In John's account of the final night before crucifixion, Jesus uses the word μέγας, "greater" six times (13:16 twice, 14:12, 14:28, 15:13, and 15:20). Three of the sayings are given in a way in which the meaning of μέγας is made evident:
Truly, truly, I say to you, a servant is not greater than his master, nor is a messenger greater than the one who sent him. (John 13:16 ESV)
You heard me say to you, ‘I am going away, and I will come to you.’ If you loved me, you would have rejoiced, because I am going to the Father, for the Father is greater than I. (John 14:28)
Remember the word that I said to you: ‘A servant is not greater than his master.’ If they persecuted me, they will also persecute you. If they kept my word, they will also keep yours. (John 15:20)
Here are the other two sayings:
“Truly, truly, I say to you, whoever believes in me will also do the works that I do; and greater works than these will he do, because I am going to the Father. (John 14:12)
Greater love has no one than this, that someone lay down his life for his friends.
My question is about the significance of greater love.
Not long after making these statements, Jesus did lay His life down for His friends. In fact, if the New Testament is believed, Jesus not only laid His life down for His friends, but for all people including those who condemned Him, those who tortured Him, even those who killed Him. It seems without question Jesus demonstrated the greater love of which He spoke.

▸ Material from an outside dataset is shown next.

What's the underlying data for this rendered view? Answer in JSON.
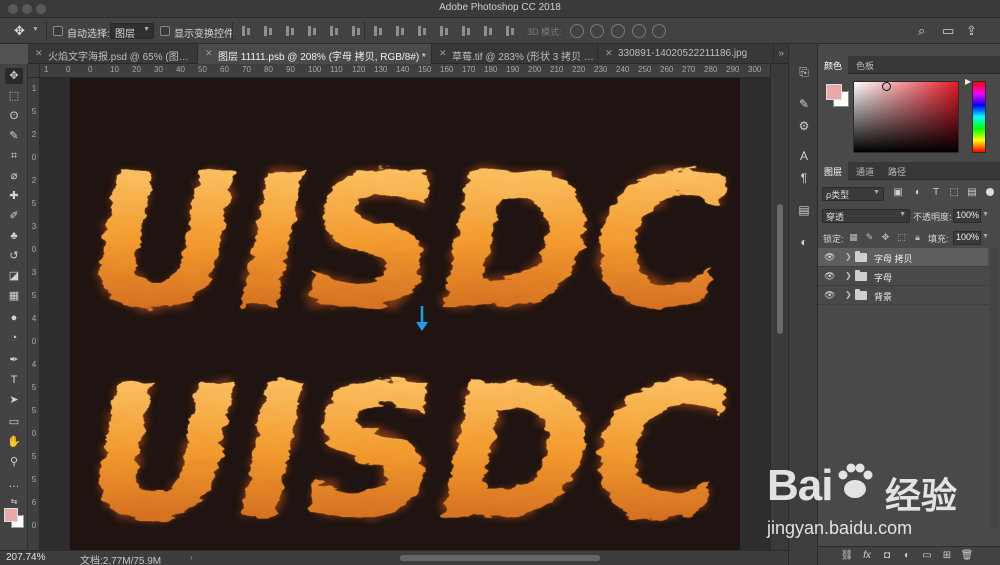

Jesus says His Father is greater than Him so does Jesus' death show that His love for those for whom He died was greater than His Father's?